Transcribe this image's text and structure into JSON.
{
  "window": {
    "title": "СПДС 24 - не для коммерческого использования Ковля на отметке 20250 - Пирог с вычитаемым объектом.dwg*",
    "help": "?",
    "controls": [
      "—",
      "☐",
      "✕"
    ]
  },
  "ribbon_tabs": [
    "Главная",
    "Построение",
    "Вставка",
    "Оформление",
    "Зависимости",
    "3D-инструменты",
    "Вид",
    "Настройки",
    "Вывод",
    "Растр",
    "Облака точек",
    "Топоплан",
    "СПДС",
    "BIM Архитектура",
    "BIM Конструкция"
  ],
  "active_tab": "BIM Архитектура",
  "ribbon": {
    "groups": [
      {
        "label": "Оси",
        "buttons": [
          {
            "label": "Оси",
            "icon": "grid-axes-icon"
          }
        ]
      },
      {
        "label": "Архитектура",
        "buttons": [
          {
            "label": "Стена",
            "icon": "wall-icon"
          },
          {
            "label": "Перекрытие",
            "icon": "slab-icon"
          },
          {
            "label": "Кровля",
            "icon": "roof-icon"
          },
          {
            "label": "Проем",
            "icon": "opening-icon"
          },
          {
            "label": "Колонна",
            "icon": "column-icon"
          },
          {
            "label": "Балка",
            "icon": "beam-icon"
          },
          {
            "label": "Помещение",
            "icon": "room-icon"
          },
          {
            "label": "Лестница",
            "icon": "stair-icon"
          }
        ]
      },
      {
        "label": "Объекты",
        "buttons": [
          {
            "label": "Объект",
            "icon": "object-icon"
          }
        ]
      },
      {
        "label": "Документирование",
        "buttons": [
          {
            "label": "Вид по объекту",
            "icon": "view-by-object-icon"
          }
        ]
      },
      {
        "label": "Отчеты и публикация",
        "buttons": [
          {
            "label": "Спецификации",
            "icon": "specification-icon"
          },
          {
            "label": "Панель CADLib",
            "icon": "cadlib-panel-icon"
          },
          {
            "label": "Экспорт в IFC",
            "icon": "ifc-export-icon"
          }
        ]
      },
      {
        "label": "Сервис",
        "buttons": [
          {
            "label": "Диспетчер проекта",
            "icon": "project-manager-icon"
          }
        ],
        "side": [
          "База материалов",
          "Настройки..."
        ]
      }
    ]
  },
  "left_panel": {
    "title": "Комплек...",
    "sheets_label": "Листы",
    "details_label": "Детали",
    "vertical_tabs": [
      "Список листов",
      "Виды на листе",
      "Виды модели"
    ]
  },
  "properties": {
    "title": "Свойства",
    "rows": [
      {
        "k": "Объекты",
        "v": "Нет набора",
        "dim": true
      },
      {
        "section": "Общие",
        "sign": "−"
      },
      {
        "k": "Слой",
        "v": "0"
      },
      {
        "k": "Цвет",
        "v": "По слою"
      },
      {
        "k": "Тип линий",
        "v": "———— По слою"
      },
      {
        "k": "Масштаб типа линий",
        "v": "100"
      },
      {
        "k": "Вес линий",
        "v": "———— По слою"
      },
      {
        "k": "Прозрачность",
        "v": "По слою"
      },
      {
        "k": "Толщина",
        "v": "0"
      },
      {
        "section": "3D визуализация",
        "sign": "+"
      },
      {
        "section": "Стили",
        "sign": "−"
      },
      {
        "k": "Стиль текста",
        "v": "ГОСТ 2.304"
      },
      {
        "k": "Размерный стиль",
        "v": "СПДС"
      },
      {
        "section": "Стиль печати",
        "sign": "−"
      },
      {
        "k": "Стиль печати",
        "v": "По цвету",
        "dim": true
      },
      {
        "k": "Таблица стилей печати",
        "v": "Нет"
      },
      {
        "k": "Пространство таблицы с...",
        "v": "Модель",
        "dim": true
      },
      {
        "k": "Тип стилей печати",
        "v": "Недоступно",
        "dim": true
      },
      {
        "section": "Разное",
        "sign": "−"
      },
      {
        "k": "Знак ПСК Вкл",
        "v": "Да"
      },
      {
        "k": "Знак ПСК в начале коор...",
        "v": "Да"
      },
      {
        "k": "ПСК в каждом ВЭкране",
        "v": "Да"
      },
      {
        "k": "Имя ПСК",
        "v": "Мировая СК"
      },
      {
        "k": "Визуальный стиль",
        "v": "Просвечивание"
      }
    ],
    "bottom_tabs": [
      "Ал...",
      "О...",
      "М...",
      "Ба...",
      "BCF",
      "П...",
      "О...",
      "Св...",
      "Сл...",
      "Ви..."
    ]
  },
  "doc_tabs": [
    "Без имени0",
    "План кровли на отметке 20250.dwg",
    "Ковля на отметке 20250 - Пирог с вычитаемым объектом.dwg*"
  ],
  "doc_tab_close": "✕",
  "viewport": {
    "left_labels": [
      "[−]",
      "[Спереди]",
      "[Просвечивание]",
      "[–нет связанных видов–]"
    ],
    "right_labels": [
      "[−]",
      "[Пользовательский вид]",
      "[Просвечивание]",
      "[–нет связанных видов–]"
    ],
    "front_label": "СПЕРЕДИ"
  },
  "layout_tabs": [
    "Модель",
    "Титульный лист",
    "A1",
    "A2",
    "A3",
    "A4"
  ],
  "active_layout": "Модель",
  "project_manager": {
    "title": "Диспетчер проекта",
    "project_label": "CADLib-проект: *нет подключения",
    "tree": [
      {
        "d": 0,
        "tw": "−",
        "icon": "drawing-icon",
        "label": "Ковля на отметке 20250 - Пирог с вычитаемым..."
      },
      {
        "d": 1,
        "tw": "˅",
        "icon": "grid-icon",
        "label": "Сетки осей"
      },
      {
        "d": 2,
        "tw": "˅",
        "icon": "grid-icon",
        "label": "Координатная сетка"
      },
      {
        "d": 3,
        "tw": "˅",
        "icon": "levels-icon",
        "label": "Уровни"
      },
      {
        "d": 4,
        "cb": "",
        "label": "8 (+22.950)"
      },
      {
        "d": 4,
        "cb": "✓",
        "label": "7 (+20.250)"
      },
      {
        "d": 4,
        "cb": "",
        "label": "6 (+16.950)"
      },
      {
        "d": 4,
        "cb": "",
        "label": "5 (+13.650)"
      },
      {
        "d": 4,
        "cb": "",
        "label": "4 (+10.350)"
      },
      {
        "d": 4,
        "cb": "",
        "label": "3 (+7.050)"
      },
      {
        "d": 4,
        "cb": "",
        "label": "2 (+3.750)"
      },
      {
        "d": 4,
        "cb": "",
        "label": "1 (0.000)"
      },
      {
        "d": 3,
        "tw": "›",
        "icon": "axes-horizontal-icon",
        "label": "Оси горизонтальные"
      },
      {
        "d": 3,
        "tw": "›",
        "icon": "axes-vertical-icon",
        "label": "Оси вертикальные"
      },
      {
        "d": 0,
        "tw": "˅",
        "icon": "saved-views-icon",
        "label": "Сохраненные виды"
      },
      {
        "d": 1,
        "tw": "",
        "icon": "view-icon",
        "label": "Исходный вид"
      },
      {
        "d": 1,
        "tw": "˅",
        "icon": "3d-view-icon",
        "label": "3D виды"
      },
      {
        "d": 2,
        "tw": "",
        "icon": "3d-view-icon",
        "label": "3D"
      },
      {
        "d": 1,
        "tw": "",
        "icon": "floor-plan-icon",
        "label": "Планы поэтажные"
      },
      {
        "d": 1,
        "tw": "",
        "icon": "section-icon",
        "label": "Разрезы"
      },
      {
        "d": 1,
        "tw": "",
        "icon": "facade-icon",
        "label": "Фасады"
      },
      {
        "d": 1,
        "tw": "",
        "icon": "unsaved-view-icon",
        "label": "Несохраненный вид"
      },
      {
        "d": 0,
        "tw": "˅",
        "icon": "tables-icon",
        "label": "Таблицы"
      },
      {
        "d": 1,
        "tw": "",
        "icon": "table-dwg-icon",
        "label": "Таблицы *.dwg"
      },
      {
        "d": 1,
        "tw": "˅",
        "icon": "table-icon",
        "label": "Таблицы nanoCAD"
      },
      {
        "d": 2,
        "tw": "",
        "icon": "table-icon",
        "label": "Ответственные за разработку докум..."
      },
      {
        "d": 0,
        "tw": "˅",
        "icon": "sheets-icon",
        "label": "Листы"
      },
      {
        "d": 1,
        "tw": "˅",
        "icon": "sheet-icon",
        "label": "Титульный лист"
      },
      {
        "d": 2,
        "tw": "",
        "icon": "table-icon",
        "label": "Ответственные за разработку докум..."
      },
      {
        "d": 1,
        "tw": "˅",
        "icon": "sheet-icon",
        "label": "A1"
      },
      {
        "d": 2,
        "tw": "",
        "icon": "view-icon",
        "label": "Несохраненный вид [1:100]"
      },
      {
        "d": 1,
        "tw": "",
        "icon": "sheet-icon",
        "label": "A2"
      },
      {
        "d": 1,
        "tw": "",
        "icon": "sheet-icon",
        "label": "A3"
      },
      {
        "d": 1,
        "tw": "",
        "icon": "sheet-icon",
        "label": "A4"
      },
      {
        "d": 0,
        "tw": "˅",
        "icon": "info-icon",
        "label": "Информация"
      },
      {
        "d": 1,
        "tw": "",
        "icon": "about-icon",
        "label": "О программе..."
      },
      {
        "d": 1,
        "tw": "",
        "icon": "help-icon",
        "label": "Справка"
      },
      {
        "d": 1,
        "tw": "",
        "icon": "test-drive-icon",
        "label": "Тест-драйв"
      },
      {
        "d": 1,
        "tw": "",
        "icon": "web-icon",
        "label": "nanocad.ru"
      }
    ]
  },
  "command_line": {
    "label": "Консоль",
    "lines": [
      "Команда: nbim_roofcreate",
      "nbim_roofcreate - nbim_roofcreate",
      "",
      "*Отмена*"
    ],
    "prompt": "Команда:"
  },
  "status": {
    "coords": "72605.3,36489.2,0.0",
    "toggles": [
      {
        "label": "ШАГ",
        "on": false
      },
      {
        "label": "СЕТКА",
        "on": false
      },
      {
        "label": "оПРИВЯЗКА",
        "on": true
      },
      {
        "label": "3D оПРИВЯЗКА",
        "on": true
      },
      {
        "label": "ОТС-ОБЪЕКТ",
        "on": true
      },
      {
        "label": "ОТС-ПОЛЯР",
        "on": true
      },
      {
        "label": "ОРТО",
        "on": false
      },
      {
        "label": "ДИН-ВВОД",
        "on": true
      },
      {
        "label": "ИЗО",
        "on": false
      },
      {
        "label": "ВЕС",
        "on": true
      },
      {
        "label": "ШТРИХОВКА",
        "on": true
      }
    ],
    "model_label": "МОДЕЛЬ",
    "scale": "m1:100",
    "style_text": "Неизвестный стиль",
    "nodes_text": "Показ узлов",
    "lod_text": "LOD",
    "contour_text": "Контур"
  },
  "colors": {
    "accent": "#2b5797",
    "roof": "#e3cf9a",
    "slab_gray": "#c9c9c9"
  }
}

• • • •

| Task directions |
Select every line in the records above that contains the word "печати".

| Response |
        "section": "Стиль печати",
        "k": "Стиль печати",
        "k": "Таблица стилей печати",
        "k": "Тип стилей печати",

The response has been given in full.